What to produce
If a line in the listing includes the word "this", copy it out.

Data to use

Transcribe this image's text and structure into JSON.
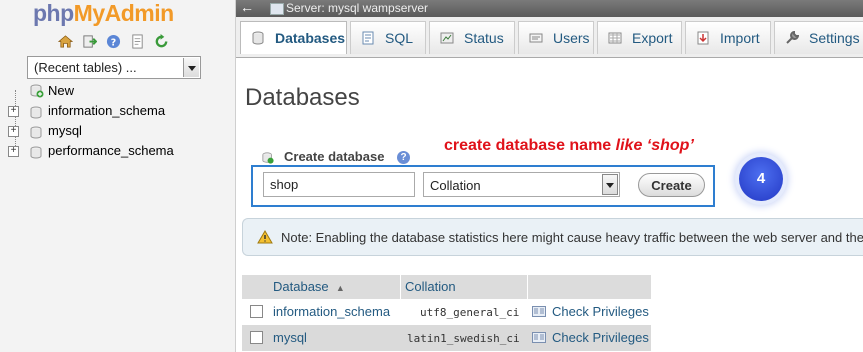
{
  "nav": {
    "logo_php": "php",
    "logo_myadmin": "MyAdmin",
    "icons": [
      "home-icon",
      "logout-icon",
      "help-icon",
      "docs-icon",
      "reload-icon"
    ],
    "recent_tables": "(Recent tables) ...",
    "tree": [
      {
        "label": "New",
        "expandable": false
      },
      {
        "label": "information_schema",
        "expandable": true
      },
      {
        "label": "mysql",
        "expandable": true
      },
      {
        "label": "performance_schema",
        "expandable": true
      }
    ]
  },
  "topbar": {
    "back": "←",
    "server": "Server: mysql wampserver"
  },
  "tabs": [
    {
      "label": "Databases",
      "icon": "database-icon",
      "active": true
    },
    {
      "label": "SQL",
      "icon": "sql-icon",
      "active": false
    },
    {
      "label": "Status",
      "icon": "status-icon",
      "active": false
    },
    {
      "label": "Users",
      "icon": "users-icon",
      "active": false
    },
    {
      "label": "Export",
      "icon": "export-icon",
      "active": false
    },
    {
      "label": "Import",
      "icon": "import-icon",
      "active": false
    },
    {
      "label": "Settings",
      "icon": "settings-icon",
      "active": false
    }
  ],
  "page_title": "Databases",
  "annotation": {
    "text": "create database name ",
    "italic": "like ‘shop’"
  },
  "create": {
    "label": "Create database",
    "name_value": "shop",
    "collation_value": "Collation",
    "button_label": "Create",
    "step": "4"
  },
  "notice": "Note: Enabling the database statistics here might cause heavy traffic between the web server and the",
  "table": {
    "headers": [
      "Database",
      "Collation"
    ],
    "sort_arrow": "▲",
    "rows": [
      {
        "database": "information_schema",
        "collation": "utf8_general_ci",
        "action": "Check Privileges"
      },
      {
        "database": "mysql",
        "collation": "latin1_swedish_ci",
        "action": "Check Privileges"
      }
    ]
  },
  "colors": {
    "link": "#235a81",
    "annotation": "#e0121a",
    "highlight_border": "#2e7ed0",
    "step_badge": "#2f4fe0"
  }
}
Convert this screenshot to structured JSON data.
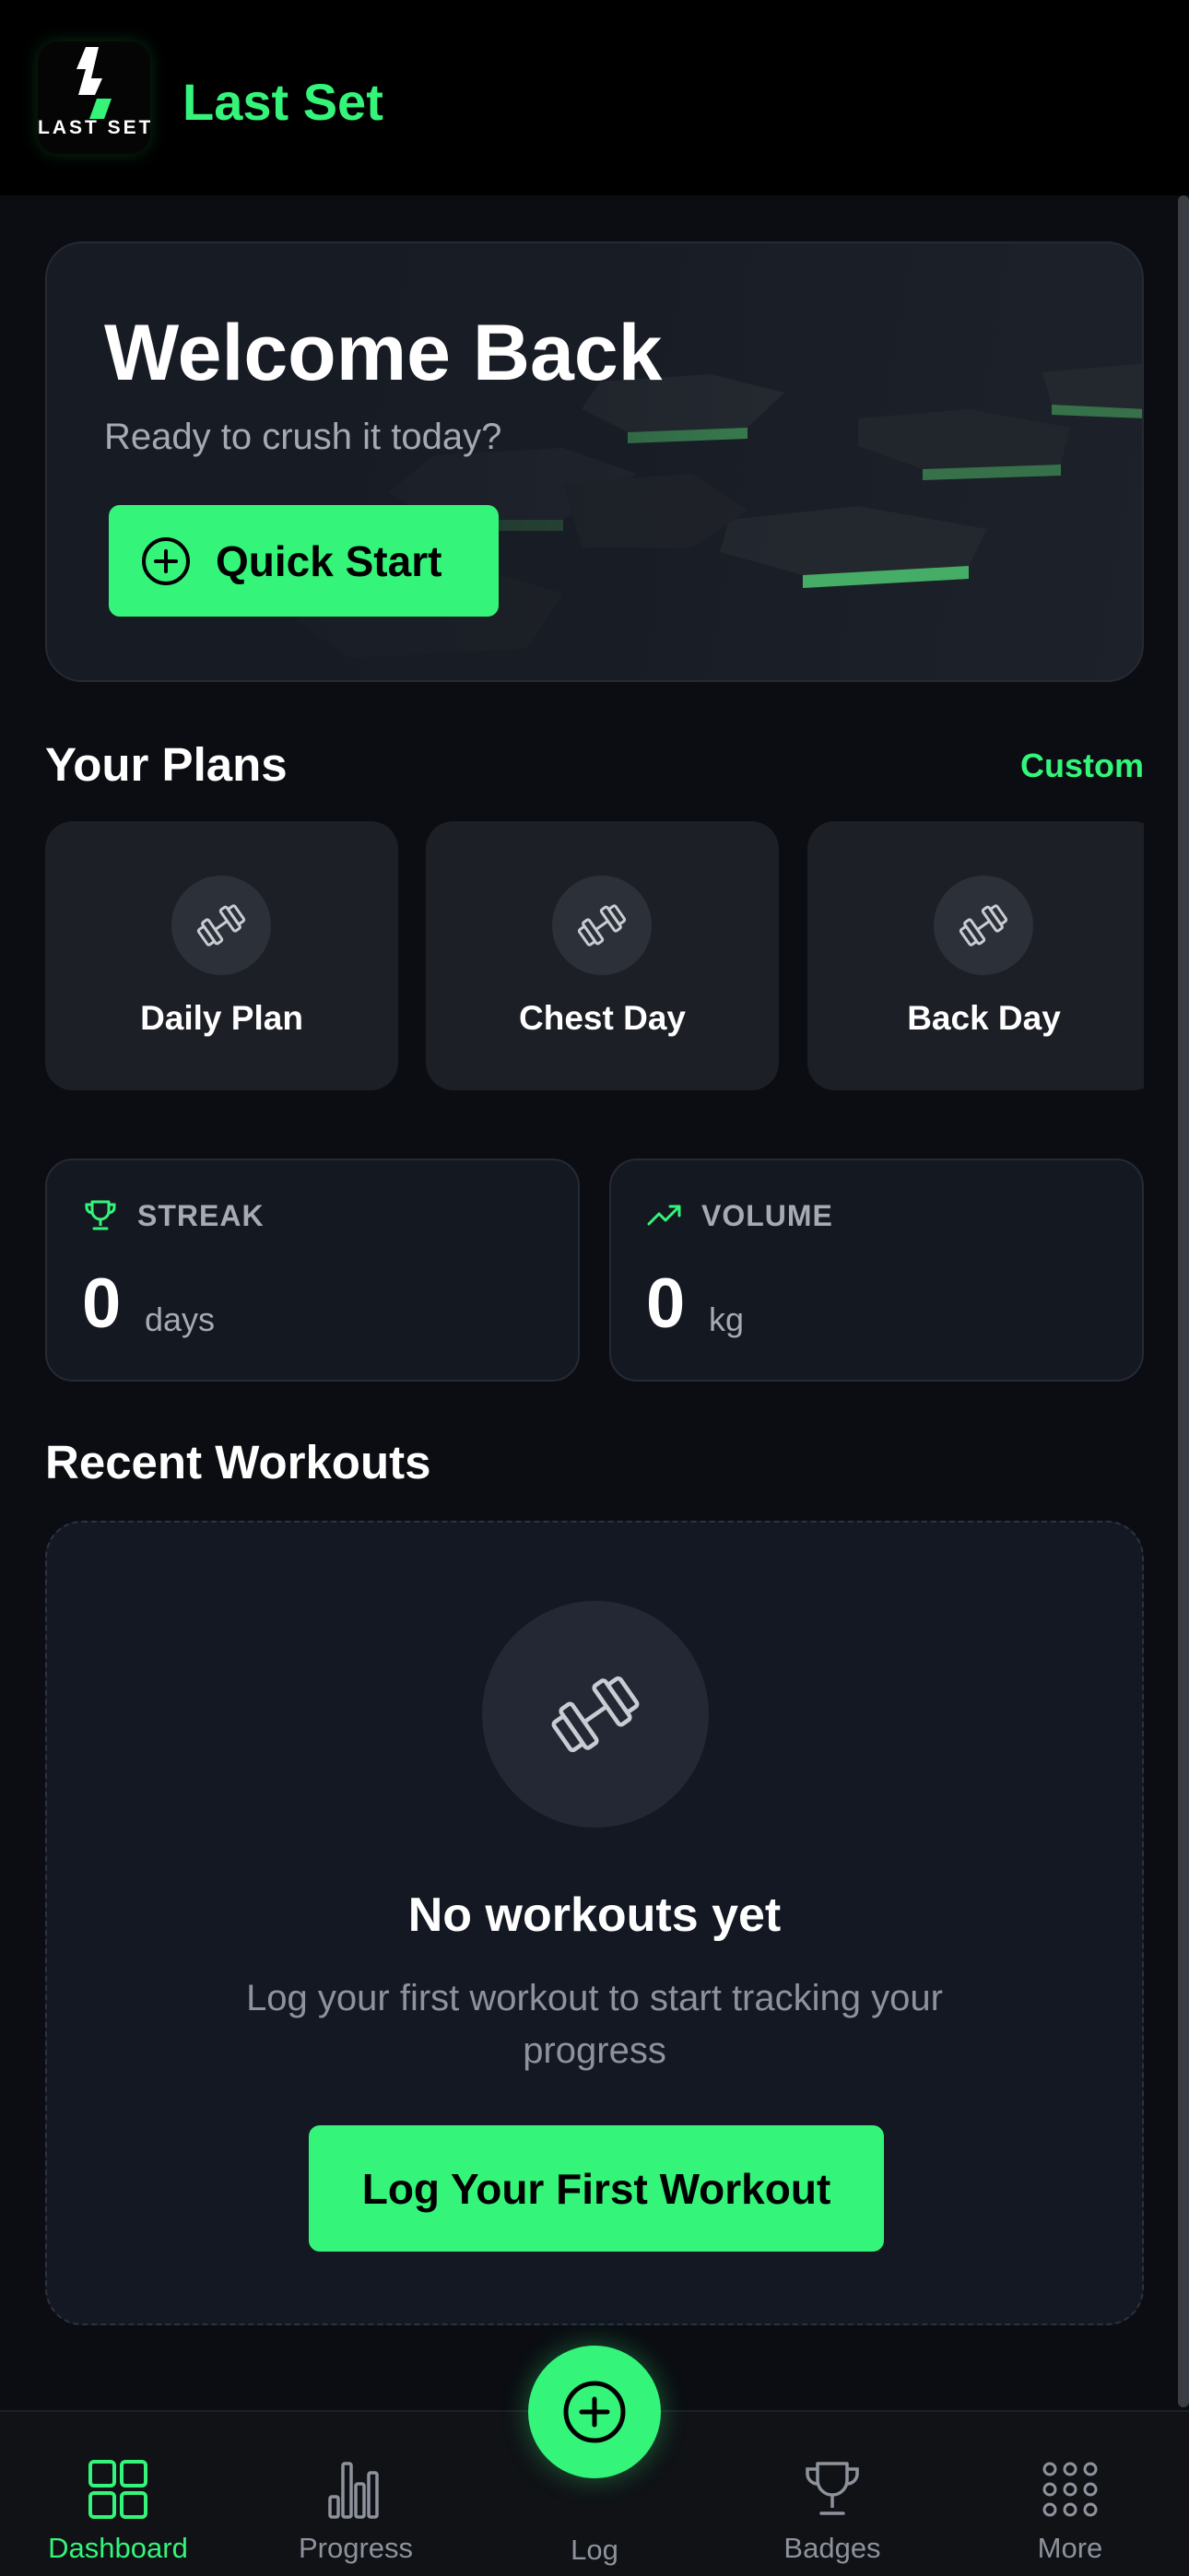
{
  "header": {
    "app_title": "Last Set",
    "logo_text": "LAST SET"
  },
  "hero": {
    "title": "Welcome Back",
    "subtitle": "Ready to crush it today?",
    "quick_start_label": "Quick Start"
  },
  "plans": {
    "title": "Your Plans",
    "custom_label": "Custom",
    "items": [
      {
        "label": "Daily Plan",
        "icon": "dumbbell-icon"
      },
      {
        "label": "Chest Day",
        "icon": "dumbbell-icon"
      },
      {
        "label": "Back Day",
        "icon": "dumbbell-icon"
      }
    ]
  },
  "stats": {
    "streak": {
      "title": "STREAK",
      "value": "0",
      "unit": "days",
      "icon": "trophy-icon"
    },
    "volume": {
      "title": "VOLUME",
      "value": "0",
      "unit": "kg",
      "icon": "trending-up-icon"
    }
  },
  "recent": {
    "title": "Recent Workouts",
    "empty_title": "No workouts yet",
    "empty_desc": "Log your first workout to start tracking your progress",
    "cta_label": "Log Your First Workout"
  },
  "nav": {
    "items": [
      {
        "label": "Dashboard",
        "icon": "grid-icon",
        "active": true
      },
      {
        "label": "Progress",
        "icon": "bar-chart-icon",
        "active": false
      },
      {
        "label": "Log",
        "icon": "plus-circle-icon",
        "active": false
      },
      {
        "label": "Badges",
        "icon": "trophy-icon",
        "active": false
      },
      {
        "label": "More",
        "icon": "apps-icon",
        "active": false
      }
    ]
  },
  "colors": {
    "accent": "#34f57a",
    "background": "#0b0d12",
    "card": "#1c1f26",
    "muted_text": "#8d929c"
  }
}
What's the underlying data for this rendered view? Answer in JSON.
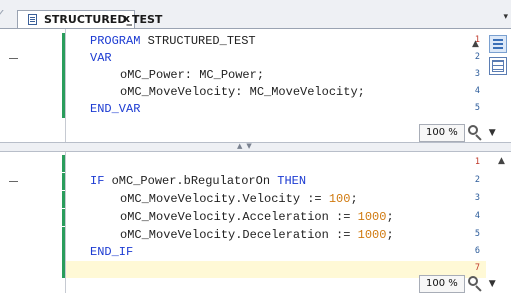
{
  "tab": {
    "title": "STRUCTURED_TEST",
    "close": "x",
    "menu": "▾"
  },
  "declaration_pane": {
    "lines": [
      {
        "num": "1",
        "text": [
          {
            "t": "PROGRAM ",
            "c": "kw"
          },
          {
            "t": "STRUCTURED_TEST",
            "c": ""
          }
        ]
      },
      {
        "num": "2",
        "text": [
          {
            "t": "VAR",
            "c": "kw"
          }
        ]
      },
      {
        "num": "3",
        "text": [
          {
            "t": "oMC_Power: MC_Power;",
            "c": ""
          }
        ]
      },
      {
        "num": "4",
        "text": [
          {
            "t": "oMC_MoveVelocity: MC_MoveVelocity;",
            "c": ""
          }
        ]
      },
      {
        "num": "5",
        "text": [
          {
            "t": "END_VAR",
            "c": "kw"
          }
        ]
      }
    ],
    "zoom": "100 %"
  },
  "implementation_pane": {
    "lines": [
      {
        "num": "1",
        "text": []
      },
      {
        "num": "2",
        "text": [
          {
            "t": "IF ",
            "c": "kw"
          },
          {
            "t": "oMC_Power.bRegulatorOn ",
            "c": ""
          },
          {
            "t": "THEN",
            "c": "kw"
          }
        ]
      },
      {
        "num": "3",
        "text": [
          {
            "t": "oMC_MoveVelocity.Velocity := ",
            "c": ""
          },
          {
            "t": "100",
            "c": "num"
          },
          {
            "t": ";",
            "c": ""
          }
        ]
      },
      {
        "num": "4",
        "text": [
          {
            "t": "oMC_MoveVelocity.Acceleration := ",
            "c": ""
          },
          {
            "t": "1000",
            "c": "num"
          },
          {
            "t": ";",
            "c": ""
          }
        ]
      },
      {
        "num": "5",
        "text": [
          {
            "t": "oMC_MoveVelocity.Deceleration := ",
            "c": ""
          },
          {
            "t": "1000",
            "c": "num"
          },
          {
            "t": ";",
            "c": ""
          }
        ]
      },
      {
        "num": "6",
        "text": [
          {
            "t": "END_IF",
            "c": "kw"
          }
        ]
      },
      {
        "num": "7",
        "text": []
      }
    ],
    "zoom": "100 %"
  },
  "icons": {
    "tab_icon": "document-icon",
    "side_a": "declaration-textual-view-icon",
    "side_b": "declaration-tabular-view-icon",
    "zoom": "zoom-magnifier-icon",
    "fold": "fold-collapse-icon"
  },
  "colors": {
    "keyword": "#1c3bd2",
    "number": "#d07a10",
    "change_bar": "#2a9d5c",
    "current_line": "#fff9d6"
  }
}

Written solution
Transcribe this image's text and structure into JSON.
Convert this screenshot to structured JSON data.
What's the underlying data for this rendered view? Answer in JSON.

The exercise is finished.